EXERCISE AIM - Copy out the data below as written; omit any images.

RECORDS FOR THE EXERCISE -
+++

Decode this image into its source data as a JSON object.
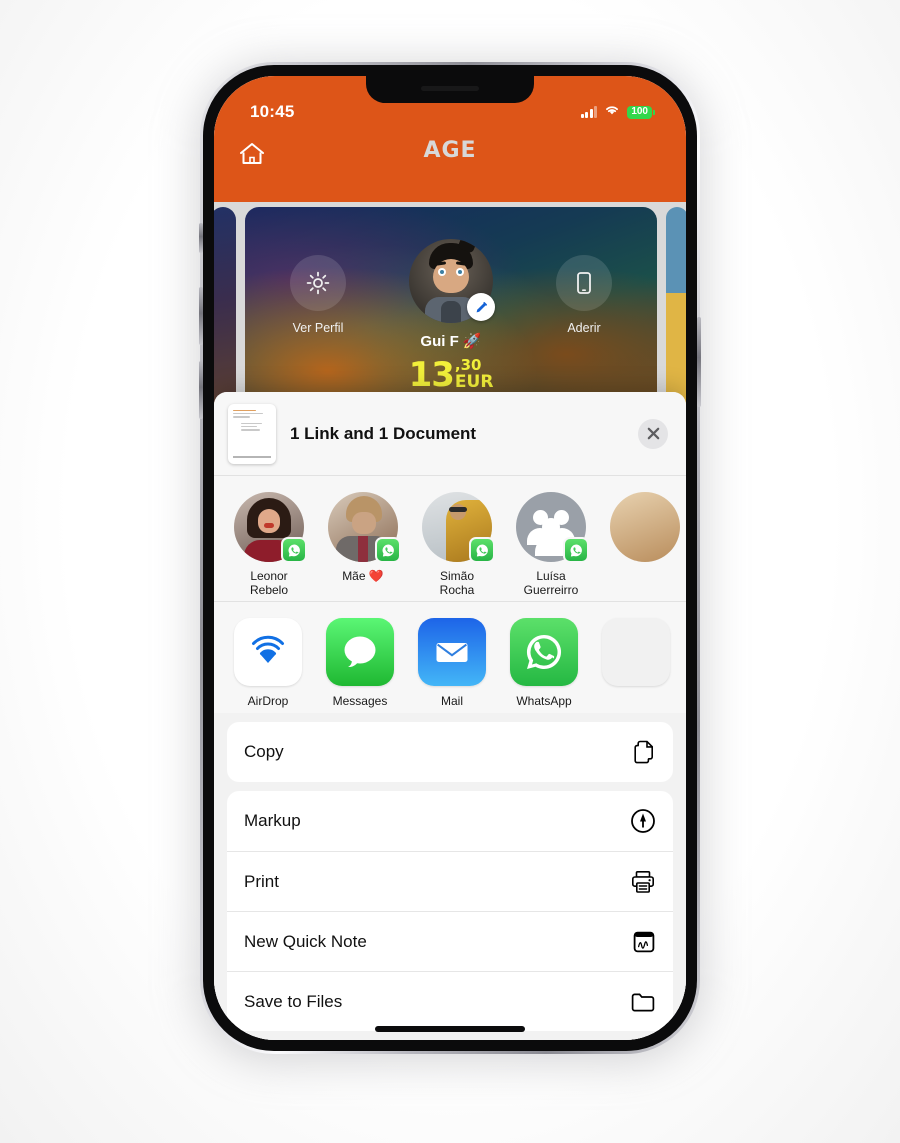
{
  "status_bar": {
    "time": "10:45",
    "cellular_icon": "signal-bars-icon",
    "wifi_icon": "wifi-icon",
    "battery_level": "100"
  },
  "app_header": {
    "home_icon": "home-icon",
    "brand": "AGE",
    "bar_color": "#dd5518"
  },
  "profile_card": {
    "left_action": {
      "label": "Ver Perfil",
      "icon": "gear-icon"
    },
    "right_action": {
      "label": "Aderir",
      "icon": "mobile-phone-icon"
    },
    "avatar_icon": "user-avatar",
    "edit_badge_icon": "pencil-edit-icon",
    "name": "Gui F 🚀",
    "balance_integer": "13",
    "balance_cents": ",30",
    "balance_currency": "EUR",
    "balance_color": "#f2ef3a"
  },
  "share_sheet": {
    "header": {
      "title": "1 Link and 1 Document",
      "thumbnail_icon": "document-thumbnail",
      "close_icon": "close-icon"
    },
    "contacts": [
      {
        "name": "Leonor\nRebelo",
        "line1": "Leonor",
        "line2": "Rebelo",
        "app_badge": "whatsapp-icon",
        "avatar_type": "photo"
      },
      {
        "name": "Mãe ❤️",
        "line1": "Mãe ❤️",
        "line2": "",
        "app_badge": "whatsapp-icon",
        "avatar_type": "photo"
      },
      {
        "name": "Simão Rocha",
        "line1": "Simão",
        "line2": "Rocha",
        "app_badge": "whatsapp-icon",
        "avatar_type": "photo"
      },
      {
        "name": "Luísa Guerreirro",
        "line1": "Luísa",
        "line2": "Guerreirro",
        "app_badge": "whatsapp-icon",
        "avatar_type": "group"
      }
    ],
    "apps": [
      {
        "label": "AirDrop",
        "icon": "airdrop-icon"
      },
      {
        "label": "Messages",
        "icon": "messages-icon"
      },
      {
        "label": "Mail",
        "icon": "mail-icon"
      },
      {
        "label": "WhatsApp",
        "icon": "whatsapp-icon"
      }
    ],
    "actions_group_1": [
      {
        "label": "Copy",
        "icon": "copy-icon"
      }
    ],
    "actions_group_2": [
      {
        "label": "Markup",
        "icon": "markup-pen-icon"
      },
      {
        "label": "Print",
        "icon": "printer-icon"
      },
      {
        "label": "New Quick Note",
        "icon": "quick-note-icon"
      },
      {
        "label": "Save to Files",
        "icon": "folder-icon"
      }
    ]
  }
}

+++

YOUR SOLUTION -
Decode this image into its source data as a JSON object.
{
  "status_bar": {
    "time": "10:45",
    "cellular_icon": "signal-bars-icon",
    "wifi_icon": "wifi-icon",
    "battery_level": "100"
  },
  "app_header": {
    "home_icon": "home-icon",
    "brand": "AGE",
    "bar_color": "#dd5518"
  },
  "profile_card": {
    "left_action": {
      "label": "Ver Perfil",
      "icon": "gear-icon"
    },
    "right_action": {
      "label": "Aderir",
      "icon": "mobile-phone-icon"
    },
    "avatar_icon": "user-avatar",
    "edit_badge_icon": "pencil-edit-icon",
    "name": "Gui F 🚀",
    "balance_integer": "13",
    "balance_cents": ",30",
    "balance_currency": "EUR",
    "balance_color": "#f2ef3a"
  },
  "share_sheet": {
    "header": {
      "title": "1 Link and 1 Document",
      "thumbnail_icon": "document-thumbnail",
      "close_icon": "close-icon"
    },
    "contacts": [
      {
        "name": "Leonor\nRebelo",
        "line1": "Leonor",
        "line2": "Rebelo",
        "app_badge": "whatsapp-icon",
        "avatar_type": "photo"
      },
      {
        "name": "Mãe ❤️",
        "line1": "Mãe ❤️",
        "line2": "",
        "app_badge": "whatsapp-icon",
        "avatar_type": "photo"
      },
      {
        "name": "Simão Rocha",
        "line1": "Simão",
        "line2": "Rocha",
        "app_badge": "whatsapp-icon",
        "avatar_type": "photo"
      },
      {
        "name": "Luísa Guerreirro",
        "line1": "Luísa",
        "line2": "Guerreirro",
        "app_badge": "whatsapp-icon",
        "avatar_type": "group"
      }
    ],
    "apps": [
      {
        "label": "AirDrop",
        "icon": "airdrop-icon"
      },
      {
        "label": "Messages",
        "icon": "messages-icon"
      },
      {
        "label": "Mail",
        "icon": "mail-icon"
      },
      {
        "label": "WhatsApp",
        "icon": "whatsapp-icon"
      }
    ],
    "actions_group_1": [
      {
        "label": "Copy",
        "icon": "copy-icon"
      }
    ],
    "actions_group_2": [
      {
        "label": "Markup",
        "icon": "markup-pen-icon"
      },
      {
        "label": "Print",
        "icon": "printer-icon"
      },
      {
        "label": "New Quick Note",
        "icon": "quick-note-icon"
      },
      {
        "label": "Save to Files",
        "icon": "folder-icon"
      }
    ]
  }
}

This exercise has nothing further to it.